More recently, the league has started a digital streaming platform in partnership with DAZN to broadcast the league in select countries and is expected to grow over the coming years. Former J-Leaguers are also starting to play in other Asian countries including the likes of India, further increasing its reach across Asia.
The league now has 3 divisions and is steadily moving towards its 100 year vision of having 100 professional clubs by 2092. It has proved to be a fantastic model for professional, sporting and community development. Not many leagues in the world can boast of having a centre and service to help players prepare for a life after football. It has produced many fantastic adventures and also become a scouting hot spot for the German league; the national team’s fortunes in the 2010 World Cup playing a huge role.
So where next for Japan? The obvious answer is world domination and becoming a global brand. However, there is a bigger question that Japanese football has to answer. The J-League was founded on some core values and they have managed to introduce commercialism while staying true to its roots for the most part. They have managed to develop in a way that has made it a sustainable brand. Yet the likes of China and Qatar are now pumping in huge amounts of money in order to become globally relevant.

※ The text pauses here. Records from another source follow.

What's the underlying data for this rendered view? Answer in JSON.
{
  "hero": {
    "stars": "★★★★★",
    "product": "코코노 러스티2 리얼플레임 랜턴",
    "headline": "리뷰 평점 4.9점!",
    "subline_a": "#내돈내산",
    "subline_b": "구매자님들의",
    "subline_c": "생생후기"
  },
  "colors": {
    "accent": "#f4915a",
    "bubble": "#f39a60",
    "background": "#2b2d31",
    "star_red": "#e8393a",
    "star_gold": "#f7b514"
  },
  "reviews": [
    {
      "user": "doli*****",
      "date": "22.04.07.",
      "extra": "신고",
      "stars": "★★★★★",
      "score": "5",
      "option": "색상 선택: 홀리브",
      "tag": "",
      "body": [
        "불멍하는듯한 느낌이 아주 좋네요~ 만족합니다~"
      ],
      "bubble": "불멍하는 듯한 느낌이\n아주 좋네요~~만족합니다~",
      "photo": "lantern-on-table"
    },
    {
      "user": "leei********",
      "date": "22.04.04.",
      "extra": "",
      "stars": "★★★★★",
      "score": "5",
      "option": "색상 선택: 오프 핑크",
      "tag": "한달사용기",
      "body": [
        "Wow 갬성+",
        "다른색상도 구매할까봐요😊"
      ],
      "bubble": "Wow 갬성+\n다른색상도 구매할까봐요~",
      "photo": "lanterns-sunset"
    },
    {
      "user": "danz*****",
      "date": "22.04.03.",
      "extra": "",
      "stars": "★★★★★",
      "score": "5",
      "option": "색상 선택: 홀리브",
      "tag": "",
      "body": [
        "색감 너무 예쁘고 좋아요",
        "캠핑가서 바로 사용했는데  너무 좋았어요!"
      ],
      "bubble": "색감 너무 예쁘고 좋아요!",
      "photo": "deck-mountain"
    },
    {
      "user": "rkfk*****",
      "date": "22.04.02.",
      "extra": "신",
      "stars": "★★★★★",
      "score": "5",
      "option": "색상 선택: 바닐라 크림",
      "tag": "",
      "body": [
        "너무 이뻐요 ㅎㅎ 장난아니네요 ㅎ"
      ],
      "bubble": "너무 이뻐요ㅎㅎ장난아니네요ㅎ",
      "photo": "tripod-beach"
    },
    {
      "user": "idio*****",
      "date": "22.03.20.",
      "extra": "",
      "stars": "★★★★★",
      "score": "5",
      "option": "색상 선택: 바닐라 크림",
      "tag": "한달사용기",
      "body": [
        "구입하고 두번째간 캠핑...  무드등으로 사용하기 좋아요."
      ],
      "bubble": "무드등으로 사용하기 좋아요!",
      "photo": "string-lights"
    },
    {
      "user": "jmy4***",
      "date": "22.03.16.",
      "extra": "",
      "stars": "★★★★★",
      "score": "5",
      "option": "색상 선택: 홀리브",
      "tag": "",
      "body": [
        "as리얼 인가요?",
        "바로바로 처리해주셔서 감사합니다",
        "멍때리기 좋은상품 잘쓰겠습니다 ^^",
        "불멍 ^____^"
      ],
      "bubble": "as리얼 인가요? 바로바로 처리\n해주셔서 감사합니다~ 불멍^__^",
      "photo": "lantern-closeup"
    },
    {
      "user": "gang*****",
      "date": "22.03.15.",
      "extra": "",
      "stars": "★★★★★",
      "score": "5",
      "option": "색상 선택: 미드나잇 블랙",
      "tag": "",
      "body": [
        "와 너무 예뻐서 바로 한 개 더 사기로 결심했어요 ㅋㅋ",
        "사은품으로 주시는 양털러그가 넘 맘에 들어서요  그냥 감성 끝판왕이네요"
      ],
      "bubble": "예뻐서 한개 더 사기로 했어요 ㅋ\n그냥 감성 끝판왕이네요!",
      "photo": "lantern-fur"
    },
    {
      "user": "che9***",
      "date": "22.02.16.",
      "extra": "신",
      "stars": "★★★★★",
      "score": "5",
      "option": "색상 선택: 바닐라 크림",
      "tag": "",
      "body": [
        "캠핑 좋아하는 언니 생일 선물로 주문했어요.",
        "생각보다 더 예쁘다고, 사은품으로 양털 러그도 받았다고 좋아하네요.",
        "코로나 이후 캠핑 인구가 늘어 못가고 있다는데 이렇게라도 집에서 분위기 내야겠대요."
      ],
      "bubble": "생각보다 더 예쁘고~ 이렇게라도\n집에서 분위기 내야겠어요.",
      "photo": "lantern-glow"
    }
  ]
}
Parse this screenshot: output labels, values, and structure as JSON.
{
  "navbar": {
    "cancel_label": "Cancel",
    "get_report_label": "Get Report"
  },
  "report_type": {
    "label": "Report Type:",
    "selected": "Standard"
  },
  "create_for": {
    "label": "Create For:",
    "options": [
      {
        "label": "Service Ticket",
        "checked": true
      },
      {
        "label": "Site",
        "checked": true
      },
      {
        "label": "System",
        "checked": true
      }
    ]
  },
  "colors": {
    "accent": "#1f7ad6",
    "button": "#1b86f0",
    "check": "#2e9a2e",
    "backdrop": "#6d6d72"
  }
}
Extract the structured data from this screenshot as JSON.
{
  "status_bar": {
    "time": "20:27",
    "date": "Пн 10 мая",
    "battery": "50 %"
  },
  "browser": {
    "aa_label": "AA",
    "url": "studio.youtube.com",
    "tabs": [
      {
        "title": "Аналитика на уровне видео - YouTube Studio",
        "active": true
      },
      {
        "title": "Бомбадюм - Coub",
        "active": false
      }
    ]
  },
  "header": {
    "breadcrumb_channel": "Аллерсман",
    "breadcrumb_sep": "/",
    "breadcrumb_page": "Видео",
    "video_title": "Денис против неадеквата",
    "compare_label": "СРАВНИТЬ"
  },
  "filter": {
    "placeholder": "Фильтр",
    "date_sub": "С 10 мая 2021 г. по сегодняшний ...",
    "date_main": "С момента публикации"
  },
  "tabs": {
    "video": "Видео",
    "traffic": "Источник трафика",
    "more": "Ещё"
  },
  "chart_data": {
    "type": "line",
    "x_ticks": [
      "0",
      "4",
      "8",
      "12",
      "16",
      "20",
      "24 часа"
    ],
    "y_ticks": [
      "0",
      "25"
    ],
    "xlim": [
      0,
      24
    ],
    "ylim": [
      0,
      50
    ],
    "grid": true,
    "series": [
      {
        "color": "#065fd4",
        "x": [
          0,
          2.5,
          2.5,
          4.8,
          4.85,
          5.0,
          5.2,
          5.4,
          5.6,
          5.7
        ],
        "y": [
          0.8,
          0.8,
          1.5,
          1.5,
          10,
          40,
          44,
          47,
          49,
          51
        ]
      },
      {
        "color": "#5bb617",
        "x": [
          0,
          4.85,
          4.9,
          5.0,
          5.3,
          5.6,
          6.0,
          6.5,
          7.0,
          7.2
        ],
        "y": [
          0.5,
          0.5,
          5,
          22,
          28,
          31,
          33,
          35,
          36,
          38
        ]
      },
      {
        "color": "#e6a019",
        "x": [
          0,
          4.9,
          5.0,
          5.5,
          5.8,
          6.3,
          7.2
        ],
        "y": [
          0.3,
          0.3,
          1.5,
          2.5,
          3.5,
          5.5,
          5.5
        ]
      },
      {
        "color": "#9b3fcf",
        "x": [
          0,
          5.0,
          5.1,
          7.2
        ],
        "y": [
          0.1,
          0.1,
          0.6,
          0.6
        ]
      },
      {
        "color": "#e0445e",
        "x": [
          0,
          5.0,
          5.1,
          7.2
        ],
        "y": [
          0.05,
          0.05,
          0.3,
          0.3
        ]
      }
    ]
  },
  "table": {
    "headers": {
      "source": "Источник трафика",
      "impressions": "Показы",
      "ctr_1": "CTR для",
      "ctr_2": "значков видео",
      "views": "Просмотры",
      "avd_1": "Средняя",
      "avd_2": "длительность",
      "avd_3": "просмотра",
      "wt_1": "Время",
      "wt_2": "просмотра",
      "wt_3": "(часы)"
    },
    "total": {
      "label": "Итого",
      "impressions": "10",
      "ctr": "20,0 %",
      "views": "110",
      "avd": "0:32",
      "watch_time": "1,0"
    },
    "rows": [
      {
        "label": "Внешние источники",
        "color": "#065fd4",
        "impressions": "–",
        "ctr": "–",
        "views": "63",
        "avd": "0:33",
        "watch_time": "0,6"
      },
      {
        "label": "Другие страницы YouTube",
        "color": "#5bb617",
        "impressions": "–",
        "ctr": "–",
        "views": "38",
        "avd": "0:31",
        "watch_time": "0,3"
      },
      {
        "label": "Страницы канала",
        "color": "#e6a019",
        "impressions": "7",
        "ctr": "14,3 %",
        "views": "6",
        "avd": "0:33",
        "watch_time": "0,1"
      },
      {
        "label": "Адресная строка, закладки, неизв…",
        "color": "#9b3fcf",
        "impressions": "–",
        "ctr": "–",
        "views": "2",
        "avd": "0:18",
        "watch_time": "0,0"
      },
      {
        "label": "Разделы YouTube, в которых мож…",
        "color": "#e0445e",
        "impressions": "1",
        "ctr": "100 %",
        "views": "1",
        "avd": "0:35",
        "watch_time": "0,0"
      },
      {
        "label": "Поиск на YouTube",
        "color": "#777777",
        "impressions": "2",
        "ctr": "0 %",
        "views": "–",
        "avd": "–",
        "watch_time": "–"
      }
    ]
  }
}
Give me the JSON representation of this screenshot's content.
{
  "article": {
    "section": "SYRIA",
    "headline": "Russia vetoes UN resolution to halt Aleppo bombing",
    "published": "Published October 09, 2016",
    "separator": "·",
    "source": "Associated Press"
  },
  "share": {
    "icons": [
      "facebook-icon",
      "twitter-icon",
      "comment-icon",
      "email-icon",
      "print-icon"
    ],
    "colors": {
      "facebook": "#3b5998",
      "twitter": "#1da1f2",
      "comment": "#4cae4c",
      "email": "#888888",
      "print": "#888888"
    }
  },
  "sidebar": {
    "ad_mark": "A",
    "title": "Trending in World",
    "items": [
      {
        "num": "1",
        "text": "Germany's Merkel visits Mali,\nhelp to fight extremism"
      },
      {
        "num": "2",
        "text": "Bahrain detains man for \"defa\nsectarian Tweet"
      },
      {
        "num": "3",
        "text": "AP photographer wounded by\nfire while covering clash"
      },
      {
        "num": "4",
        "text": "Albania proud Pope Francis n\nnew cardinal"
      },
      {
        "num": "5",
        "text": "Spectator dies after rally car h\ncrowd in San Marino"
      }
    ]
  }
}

Japan has also stated its intention to be world champions by 2092. Will they sacrifice their core values to achieve that? Time will surely tell.